Most boats are different but they do tend to have one thing in common and that is that they have very few right angles or regular shaped compartments. There are usually very few boats that can take a ready-made refrigerator or freezer - you just have to make it yourself!
Build your own cold box!
We can supply a flat-pack set of ready-cut insulated panels to help you build a customised box. The panels (part number SCD00001AA), are covered on both sides with 2.5 mm plastic laminate of foodstuff quality and have 46 mm thick closed cell foam insulation in between. They are easy to cut and glue together using a polyurethane sealant or mould resistant silicone resulting in joints that are leak-proof but not totally inflexible. The kit consists of three insulation panels measuring 978 x 478 x 50 mm. Cover strips for the edges of the lid are included together with simple instructions.
Keep the following in mind:
A top-opening box is usually preferable. The cold air is not leaking out when the box is opened to the same degree as for a front opened fridge. A box can also be designed to fit the shape of the interior and the hull. Select a suitable place on board where the box can be built. It is to prefer that the box is built in connection to the galley. Do not build a bigger box than necessary, it is better economy to have a smaller well filled up than a bigger half full box. To access the box contents from above should be easy. The lid is normally a storage yard. The lid opening should be not lager than give access to both hands, when loading or taking out the provisions. It is a great help if the area for the box can be completely made free for moulding and building. Avoid building the box close to warm engine room or heater compartment. If that cannot be avoided, extra insulation must be added. Also have in mind that the connection pipe to the compressor is 2 m on evaporators and 3 m long on holding plates.

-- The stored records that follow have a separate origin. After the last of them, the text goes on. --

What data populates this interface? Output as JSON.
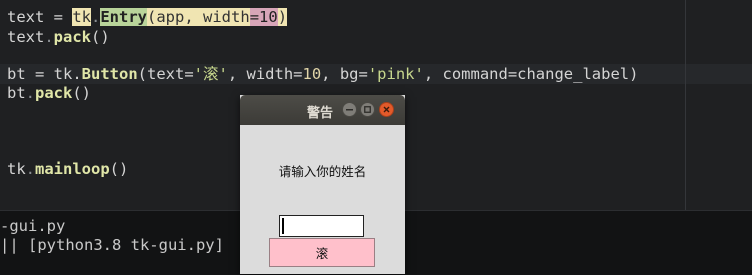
{
  "editor": {
    "lines": [
      {
        "parts": [
          "text = ",
          "tk",
          ".",
          "Entry",
          "(app, ",
          "width",
          "=",
          "10",
          ")"
        ]
      },
      {
        "parts": [
          "text",
          ".",
          "pack",
          "()"
        ]
      },
      {
        "parts": [
          "bt = tk.",
          "Button",
          "(text=",
          "'滚'",
          ", width=",
          "10",
          ", bg=",
          "'pink'",
          ", command=change_label)"
        ]
      },
      {
        "parts": [
          "bt",
          ".",
          "pack",
          "()"
        ]
      },
      {
        "parts": [
          "tk",
          ".",
          "mainloop",
          "()"
        ]
      }
    ]
  },
  "terminal": {
    "line1": "-gui.py",
    "line2": "|| [python3.8 tk-gui.py]"
  },
  "dialog": {
    "title": "警告",
    "prompt": "请输入你的姓名",
    "entry_value": "",
    "button_label": "滚"
  },
  "colors": {
    "button_bg": "#ffc0cb",
    "close_button": "#e35a2a",
    "titlebar": "#3c3b37"
  }
}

Try to create as many right angles as possible. Make the bottom as big as possible. The bottom shall be made in a size allowing the sides standing on the bottom panel. The bottom must be carefully fastened in the interior, the box filled with provisions must withstand the force during sailing in rough seas. Very often, additional supports and brackets must be manufactured. Normally it is to prefer that the top part will lie on top of the sides. The box will be more stable. The lid is cut out from the top part and can either be hinged or loosely. If the lid is made loosely, which is often to prefer, make it either absolute square or obvious rectangular to make handling easy. On top of the lid plywood or a wooden alike plate can be mounted to match the interior. The insulation end of the lid has to be protected with plastic strips to create a smooth easy to clean surface. It is important that the lid is well tight, to prevent warm air entering the box. Mount a rubber sealing strip on the lid.